Immigrants have lower risk of prostate cancer
[PRESS RELEASE 2008-11-14] Men who have immigrated into Sweden generally run a lower risk of receiving a prostate cancer diagnosis than men born in Sweden, according to a new study from Karolinska Institutet. The researchers conducting the study attribute the variations to environmental and genetic factors and to differences in access to healthcare.
Prostate cancer is the most common form of cancer in men in Sweden and most other Western countries. Incidence rates vary widely, however, between countries and ethnic groups. The reasons for these differences are largely unknown, as are the reasons why the disease develops in the first place.

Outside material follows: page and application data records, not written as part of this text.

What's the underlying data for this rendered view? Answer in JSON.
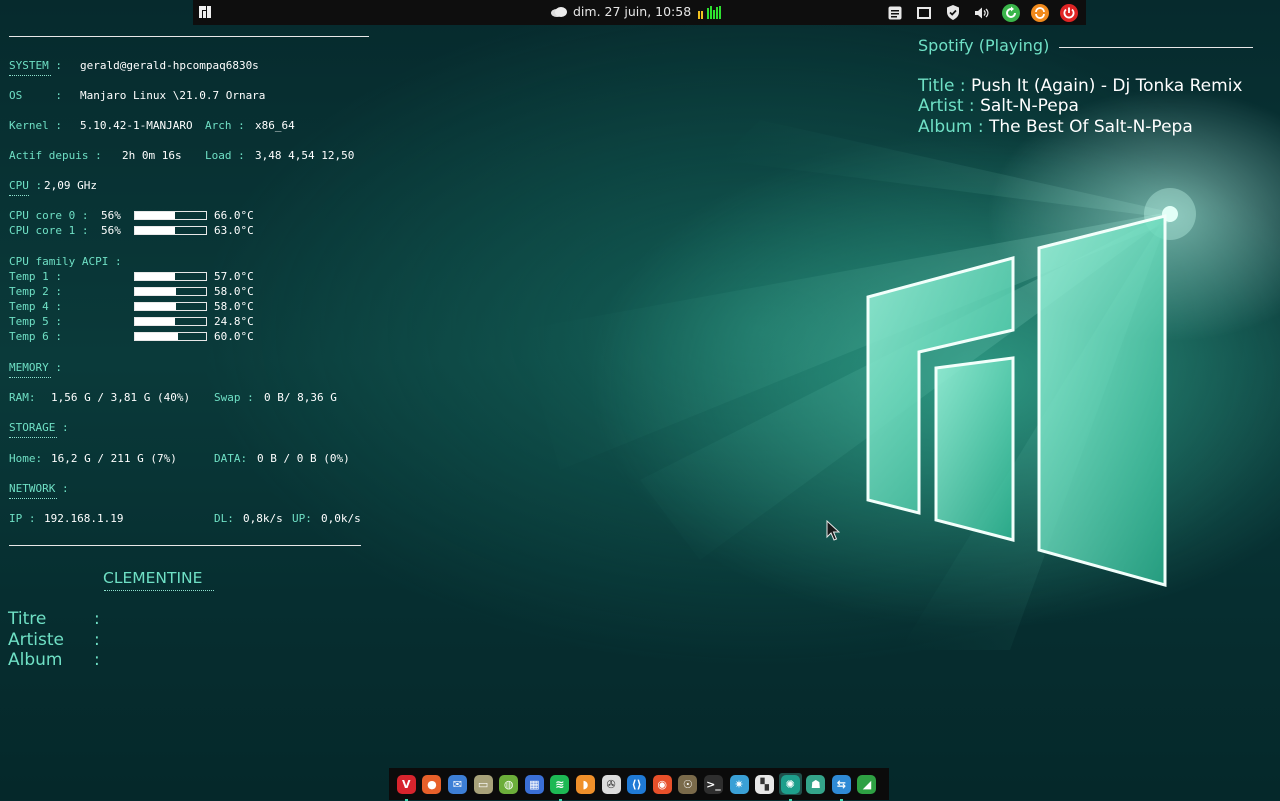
{
  "top_panel": {
    "clock": "dim. 27 juin, 10:58",
    "tray_icons": [
      "notes-icon",
      "window-icon",
      "shield-icon",
      "volume-icon",
      "update-icon",
      "sync-icon",
      "power-icon"
    ]
  },
  "conky": {
    "system_label": "SYSTEM :",
    "system_value": "gerald@gerald-hpcompaq6830s",
    "os_label": "OS     :",
    "os_value": "Manjaro Linux \\21.0.7 Ornara",
    "kernel_label": "Kernel :",
    "kernel_value": "5.10.42-1-MANJARO",
    "arch_label": "Arch :",
    "arch_value": "x86_64",
    "uptime_label": "Actif depuis :",
    "uptime_value": "2h 0m 16s",
    "load_label": "Load :",
    "load_value": "3,48 4,54 12,50",
    "cpu_label": "CPU :",
    "cpu_value": "2,09 GHz",
    "cores": [
      {
        "label": "CPU core 0 :",
        "usage": "56%",
        "fraction": 0.56,
        "temp": "66.0°C"
      },
      {
        "label": "CPU core 1 :",
        "usage": "56%",
        "fraction": 0.56,
        "temp": "63.0°C"
      }
    ],
    "acpi_label": "CPU family ACPI :",
    "temps": [
      {
        "label": "Temp 1 :",
        "value": "57.0°C",
        "fraction": 0.57
      },
      {
        "label": "Temp 2 :",
        "value": "58.0°C",
        "fraction": 0.58
      },
      {
        "label": "Temp 4 :",
        "value": "58.0°C",
        "fraction": 0.58
      },
      {
        "label": "Temp 5 :",
        "value": "24.8°C",
        "fraction": 0.57
      },
      {
        "label": "Temp 6 :",
        "value": "60.0°C",
        "fraction": 0.6
      }
    ],
    "memory_label": "MEMORY :",
    "ram_label": "RAM:",
    "ram_value": "1,56 G / 3,81 G (40%)",
    "swap_label": "Swap :",
    "swap_value": "0 B/ 8,36 G",
    "storage_label": "STORAGE :",
    "home_label": "Home:",
    "home_value": "16,2 G / 211 G (7%)",
    "data_label": "DATA:",
    "data_value": "0 B / 0 B (0%)",
    "network_label": "NETWORK :",
    "ip_label": "IP :",
    "ip_value": "192.168.1.19",
    "dl_label": "DL:",
    "dl_value": "0,8k/s",
    "up_label": "UP:",
    "up_value": "0,0k/s"
  },
  "clementine": {
    "title": "CLEMENTINE",
    "titre_label": "Titre",
    "artiste_label": "Artiste",
    "album_label": "Album",
    "separator": ":"
  },
  "spotify": {
    "header": "Spotify (Playing)",
    "title_label": "Title    :",
    "title_value": "Push It (Again) - Dj Tonka Remix",
    "artist_label": "Artist  :",
    "artist_value": "Salt-N-Pepa",
    "album_label": "Album :",
    "album_value": "The Best Of Salt-N-Pepa"
  },
  "dock": {
    "apps": [
      {
        "name": "vivaldi-icon",
        "color": "#d7242d",
        "glyph": "V",
        "running": true
      },
      {
        "name": "firefox-icon",
        "color": "#e8602a",
        "glyph": "●",
        "running": false
      },
      {
        "name": "mail-icon",
        "color": "#3d7fd6",
        "glyph": "✉",
        "running": false
      },
      {
        "name": "files-icon",
        "color": "#a8a27a",
        "glyph": "▭",
        "running": false
      },
      {
        "name": "keepass-icon",
        "color": "#6cae3a",
        "glyph": "◍",
        "running": false
      },
      {
        "name": "calculator-icon",
        "color": "#3a6fd6",
        "glyph": "▦",
        "running": false
      },
      {
        "name": "spotify-icon",
        "color": "#1db954",
        "glyph": "≋",
        "running": true
      },
      {
        "name": "clementine-icon",
        "color": "#f0902a",
        "glyph": "◗",
        "running": false
      },
      {
        "name": "film-reel-icon",
        "color": "#dcdcdc",
        "glyph": "✇",
        "running": false
      },
      {
        "name": "vscode-icon",
        "color": "#1f7ad6",
        "glyph": "⟨⟩",
        "running": false
      },
      {
        "name": "brave-browser-icon",
        "color": "#e8502a",
        "glyph": "◉",
        "running": false
      },
      {
        "name": "gimp-icon",
        "color": "#7a6a4a",
        "glyph": "☉",
        "running": false
      },
      {
        "name": "terminal-icon",
        "color": "#2e2e2e",
        "glyph": ">_",
        "running": false
      },
      {
        "name": "kde-connect-icon",
        "color": "#3aa0d6",
        "glyph": "✷",
        "running": false
      },
      {
        "name": "software-center-icon",
        "color": "#e8e8e8",
        "glyph": "▚",
        "running": false
      },
      {
        "name": "aperture-icon",
        "color": "#1e9f8c",
        "glyph": "✺",
        "running": true
      },
      {
        "name": "manjaro-hello-icon",
        "color": "#34a48a",
        "glyph": "☗",
        "running": false
      },
      {
        "name": "network-icon",
        "color": "#2f8ad6",
        "glyph": "⇆",
        "running": true
      },
      {
        "name": "system-monitor-icon",
        "color": "#2ea043",
        "glyph": "◢",
        "running": false
      }
    ]
  }
}
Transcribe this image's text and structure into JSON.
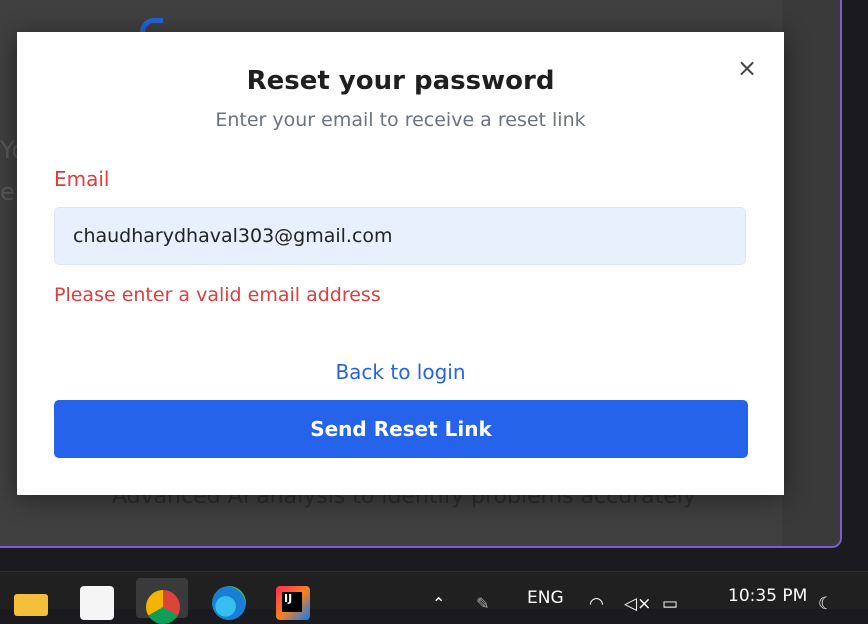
{
  "background": {
    "left_fragment_1": "Yo",
    "left_fragment_2": "e",
    "feature_text": "Advanced AI analysis to identify problems accurately"
  },
  "modal": {
    "title": "Reset your password",
    "subtitle": "Enter your email to receive a reset link",
    "close_icon": "×",
    "email_label": "Email",
    "email_value": "chaudharydhaval303@gmail.com",
    "error_message": "Please enter a valid email address",
    "back_link": "Back to login",
    "submit_label": "Send Reset Link",
    "colors": {
      "primary": "#2563eb",
      "error": "#e23b3b",
      "input_bg": "#e8f0fe"
    }
  },
  "taskbar": {
    "apps": [
      "file-explorer-icon",
      "microsoft-store-icon",
      "chrome-icon",
      "edge-icon",
      "intellij-idea-icon"
    ],
    "language": "ENG",
    "time": "10:35 PM"
  }
}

In order to shed light on the mystery, scientists at Karolinska Institutet have compared incidences of the disease in Swedish-born and foreign-born men. The study covered the years from 1961 to 2004, and was conducted using the national database of migration and health at Karolinska Institute. A total of 3.8 million men, natives and migrants, over the age of 45 and living in Sweden were included in the study.

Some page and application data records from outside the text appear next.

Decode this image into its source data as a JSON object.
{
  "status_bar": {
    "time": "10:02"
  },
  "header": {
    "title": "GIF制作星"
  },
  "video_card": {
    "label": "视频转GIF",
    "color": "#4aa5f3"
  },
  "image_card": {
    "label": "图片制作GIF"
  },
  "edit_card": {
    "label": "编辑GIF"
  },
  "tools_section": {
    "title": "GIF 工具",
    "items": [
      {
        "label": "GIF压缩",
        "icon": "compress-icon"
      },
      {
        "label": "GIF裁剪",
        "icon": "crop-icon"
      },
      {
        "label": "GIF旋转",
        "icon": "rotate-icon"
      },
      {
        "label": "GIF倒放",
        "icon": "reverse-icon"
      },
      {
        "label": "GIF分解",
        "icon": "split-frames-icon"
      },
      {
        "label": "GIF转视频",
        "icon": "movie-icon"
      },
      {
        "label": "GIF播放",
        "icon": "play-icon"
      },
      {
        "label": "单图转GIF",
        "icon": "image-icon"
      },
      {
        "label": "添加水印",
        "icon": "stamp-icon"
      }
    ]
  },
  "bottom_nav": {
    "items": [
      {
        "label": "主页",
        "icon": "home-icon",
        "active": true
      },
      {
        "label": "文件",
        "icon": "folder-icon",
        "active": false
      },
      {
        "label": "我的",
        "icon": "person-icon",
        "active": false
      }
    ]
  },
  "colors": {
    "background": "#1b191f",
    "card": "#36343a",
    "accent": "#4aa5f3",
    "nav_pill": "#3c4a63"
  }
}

The results show that immigrant men run, on average, a 40 per cent lower risk of obtaining a cancer diagnosis than men born in Sweden. This lower risk was observed for immigrants from most European countries, with the exception of men born in the Baltic States, whose level of risk was as high as that of the native Swedes. The team also noted that the level of risk amongst immigrant men correlated positively with their length of residency, although this risk was still generally lower than for Swedish-born men.
The scientists believe that part the explanation lies in the fact that relatively many men in Sweden undergo PSA testing, which also reveals cases of non-symptomatic cancer. Such cases would not have been discovered in most other countries.

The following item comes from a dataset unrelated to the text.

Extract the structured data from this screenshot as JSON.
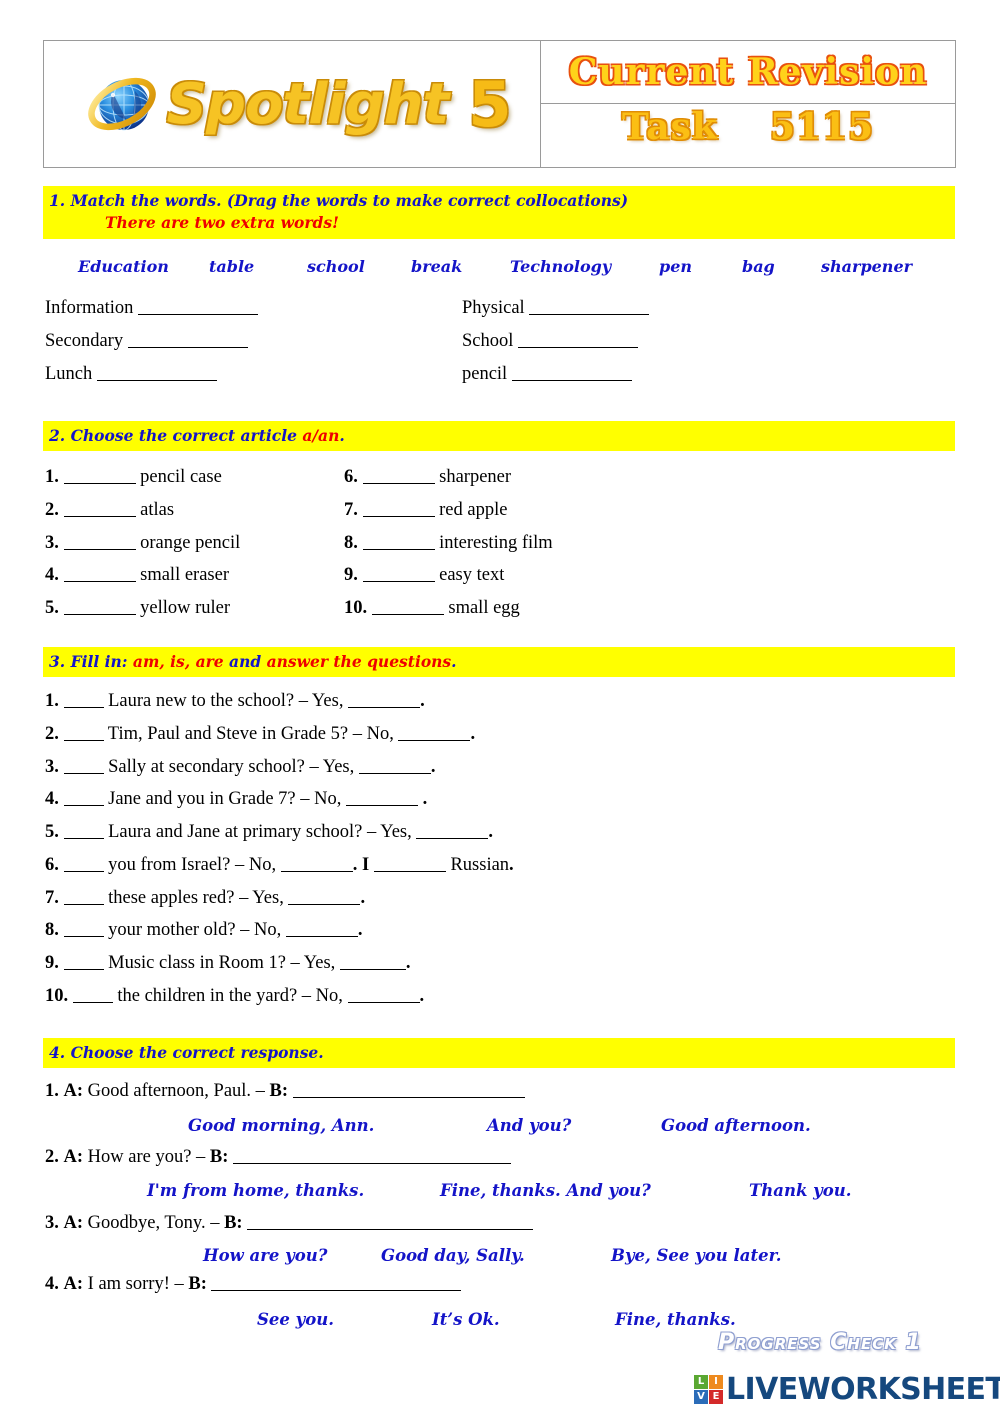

"Recently arrived foreign-born men might not have as much access to healthcare or knowledge of diagnostic opportunities as men born in Sweden and the Baltic States, which is the group with the longest period of residency in Sweden," says associate professor Tahereh Moradi, who led the study." But this isn't the whole story, as the results also probably reflect genetic differences and differences in environment or lifestyle."
Men born in central Africa or the Caribbean had a tendency to run a higher risk than native Sweden, which corroborates previous studies showing a relatively high risk in men with African origins living in North America and Britain.
"The high risk shown by these groups probably reflects an extant high risk in their countries of origin," says Dr Moradi. "It's unclear what causes this, but there might be a genetic sensitivity in men from these areas."
Risk of prostate cancer among Swedish-born and foreign-born men in Sweden, 1961-2004
International Journal of Cancer, November 2008